■ TASK MATERIAL:
*****
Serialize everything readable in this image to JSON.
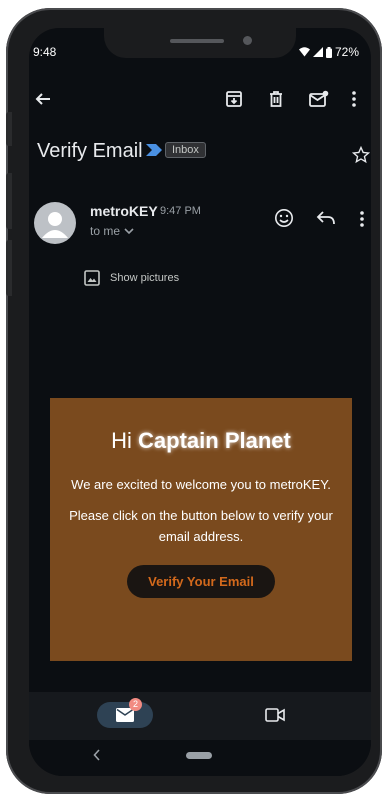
{
  "status": {
    "time": "9:48",
    "battery": "72%"
  },
  "toolbar": {
    "back_icon": "arrow-back-icon",
    "archive_icon": "archive-icon",
    "delete_icon": "trash-icon",
    "unread_icon": "mark-unread-icon",
    "more_icon": "more-vert-icon"
  },
  "email": {
    "subject": "Verify Email",
    "label": "Inbox",
    "sender": "metroKEY",
    "time": "9:47 PM",
    "recipient": "to me",
    "show_pictures": "Show pictures"
  },
  "card": {
    "greeting": "Hi",
    "name": "Captain Planet",
    "line1": "We are excited to welcome you to metroKEY.",
    "line2": "Please click on the button below to verify your email address.",
    "button": "Verify Your Email"
  },
  "bottom_nav": {
    "mail_badge": "2"
  },
  "colors": {
    "background": "#0b0e12",
    "card": "#7a4a1e",
    "button_text": "#d3691c",
    "accent_blue": "#4a90e2"
  }
}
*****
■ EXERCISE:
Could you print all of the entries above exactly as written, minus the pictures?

■ PROBLEM SOLUTION:
Serialize everything readable in this image to JSON.
{
  "status": {
    "time": "9:48",
    "battery": "72%"
  },
  "toolbar": {
    "back_icon": "arrow-back-icon",
    "archive_icon": "archive-icon",
    "delete_icon": "trash-icon",
    "unread_icon": "mark-unread-icon",
    "more_icon": "more-vert-icon"
  },
  "email": {
    "subject": "Verify Email",
    "label": "Inbox",
    "sender": "metroKEY",
    "time": "9:47 PM",
    "recipient": "to me",
    "show_pictures": "Show pictures"
  },
  "card": {
    "greeting": "Hi",
    "name": "Captain Planet",
    "line1": "We are excited to welcome you to metroKEY.",
    "line2": "Please click on the button below to verify your email address.",
    "button": "Verify Your Email"
  },
  "bottom_nav": {
    "mail_badge": "2"
  },
  "colors": {
    "background": "#0b0e12",
    "card": "#7a4a1e",
    "button_text": "#d3691c",
    "accent_blue": "#4a90e2"
  }
}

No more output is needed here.